Since my early teenage days I am into photography, though with several interruptions. A picture I like must be full of atmosphere, telling a story, magically transporting all the circumstances which cannot be printed on a sheet of paper: the scent of the flowers and warmth of an early spring day, the joyful activity and sound-scape of a street in Kyoto during Gion Matsuri, the smell of humid old cedar-wood and moss on a veranda facing a Japanese garden in the rain.
Aside from technical aspects (which often are ridiculously over-emphasized), I experience taking a picture very much like writing calligraphy: in this very moment I am fully present, and complete my work in one breath; not much can be improved thereafter. Most important is not being disturbed in my mindset by the action itself.
The reason why I gave up photography several times for years was that searching for nice views and handling a camera disturbed me experiencing the very situation I wanted to capture, and the wish of documenting everything became over-dominant. Doing calligraphy, you destroy your work already before the brush touches the paper if your mind is occupied by the desire to write something good.

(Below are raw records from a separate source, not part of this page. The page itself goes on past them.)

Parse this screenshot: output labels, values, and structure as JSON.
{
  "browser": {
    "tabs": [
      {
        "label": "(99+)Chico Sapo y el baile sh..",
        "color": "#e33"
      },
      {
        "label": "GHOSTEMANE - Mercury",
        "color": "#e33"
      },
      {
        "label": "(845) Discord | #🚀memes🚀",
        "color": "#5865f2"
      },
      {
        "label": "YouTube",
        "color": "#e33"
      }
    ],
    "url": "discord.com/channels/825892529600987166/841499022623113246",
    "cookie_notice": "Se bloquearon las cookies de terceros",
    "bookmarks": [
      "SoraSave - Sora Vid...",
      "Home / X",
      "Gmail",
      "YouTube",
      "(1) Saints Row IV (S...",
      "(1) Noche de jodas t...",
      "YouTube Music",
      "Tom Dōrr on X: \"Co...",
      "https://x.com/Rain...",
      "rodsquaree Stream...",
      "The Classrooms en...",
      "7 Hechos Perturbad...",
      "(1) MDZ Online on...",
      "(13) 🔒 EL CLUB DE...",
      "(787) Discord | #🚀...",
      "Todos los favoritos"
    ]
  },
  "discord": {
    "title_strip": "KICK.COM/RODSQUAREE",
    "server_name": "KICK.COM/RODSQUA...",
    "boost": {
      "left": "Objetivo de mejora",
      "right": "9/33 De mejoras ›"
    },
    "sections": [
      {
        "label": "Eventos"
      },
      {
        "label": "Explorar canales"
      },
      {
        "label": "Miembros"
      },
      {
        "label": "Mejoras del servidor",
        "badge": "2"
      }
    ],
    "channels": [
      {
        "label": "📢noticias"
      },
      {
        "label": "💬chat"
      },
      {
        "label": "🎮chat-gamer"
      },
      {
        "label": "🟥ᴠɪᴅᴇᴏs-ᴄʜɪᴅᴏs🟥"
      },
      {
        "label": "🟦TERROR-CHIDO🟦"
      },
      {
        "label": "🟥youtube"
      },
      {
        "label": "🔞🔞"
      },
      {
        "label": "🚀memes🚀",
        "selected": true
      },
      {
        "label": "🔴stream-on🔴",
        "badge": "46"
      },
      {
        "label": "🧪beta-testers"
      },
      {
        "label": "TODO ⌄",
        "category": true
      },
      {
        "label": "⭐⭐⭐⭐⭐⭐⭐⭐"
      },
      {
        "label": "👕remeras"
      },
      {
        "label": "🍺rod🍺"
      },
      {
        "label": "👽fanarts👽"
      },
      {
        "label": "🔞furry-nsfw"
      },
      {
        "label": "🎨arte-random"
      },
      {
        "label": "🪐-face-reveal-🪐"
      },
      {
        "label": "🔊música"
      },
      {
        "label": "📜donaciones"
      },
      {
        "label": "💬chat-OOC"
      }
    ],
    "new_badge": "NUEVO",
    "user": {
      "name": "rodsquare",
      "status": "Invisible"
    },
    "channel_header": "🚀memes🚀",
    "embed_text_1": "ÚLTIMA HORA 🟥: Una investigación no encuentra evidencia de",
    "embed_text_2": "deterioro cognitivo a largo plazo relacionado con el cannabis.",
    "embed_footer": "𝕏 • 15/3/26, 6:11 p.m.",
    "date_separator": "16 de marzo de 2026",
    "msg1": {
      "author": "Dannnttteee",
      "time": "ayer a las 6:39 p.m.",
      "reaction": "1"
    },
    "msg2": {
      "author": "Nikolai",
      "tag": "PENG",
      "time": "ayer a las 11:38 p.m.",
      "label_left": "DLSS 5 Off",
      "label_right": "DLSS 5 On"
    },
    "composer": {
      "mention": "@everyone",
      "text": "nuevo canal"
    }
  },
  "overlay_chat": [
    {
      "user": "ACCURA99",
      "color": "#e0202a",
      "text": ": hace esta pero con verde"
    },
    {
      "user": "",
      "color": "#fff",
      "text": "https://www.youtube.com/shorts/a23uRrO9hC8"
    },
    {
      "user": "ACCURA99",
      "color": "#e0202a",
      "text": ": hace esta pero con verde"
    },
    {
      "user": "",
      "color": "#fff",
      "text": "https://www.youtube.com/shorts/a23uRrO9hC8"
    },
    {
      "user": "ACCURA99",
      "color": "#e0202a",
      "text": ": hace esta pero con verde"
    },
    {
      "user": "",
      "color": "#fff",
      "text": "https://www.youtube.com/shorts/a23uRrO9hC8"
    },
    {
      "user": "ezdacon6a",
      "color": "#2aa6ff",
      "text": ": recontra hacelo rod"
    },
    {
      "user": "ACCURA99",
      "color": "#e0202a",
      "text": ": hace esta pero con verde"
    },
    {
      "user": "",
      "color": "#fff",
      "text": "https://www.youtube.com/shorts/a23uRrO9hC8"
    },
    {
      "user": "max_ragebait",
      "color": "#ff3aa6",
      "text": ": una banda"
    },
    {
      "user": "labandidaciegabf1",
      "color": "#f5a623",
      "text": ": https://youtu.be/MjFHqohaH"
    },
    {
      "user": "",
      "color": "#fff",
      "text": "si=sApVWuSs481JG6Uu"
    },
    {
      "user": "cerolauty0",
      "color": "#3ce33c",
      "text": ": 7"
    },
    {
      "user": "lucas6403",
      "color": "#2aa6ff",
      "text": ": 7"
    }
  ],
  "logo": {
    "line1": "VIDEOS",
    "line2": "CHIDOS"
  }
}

One of my favourite photographers, Henri Cartier-Bresson, was made aware of Eugen Herrigels “Zen in der Kunst des Bogenschiessens” by his artist friend Georges Braque. Later, another famous photographer, Robert Doisneau, compared Cartier-Bressons work to that of a Japanese archer. It is not transmitted if he had in mind the aesthetic and solemn atmosphere of Zen archery Herrigel described in his book, or the wild yabusame horse riders who attempt to hit the bull’s eye in full gallop, but both images describe very well the process of taking a picture, I guess.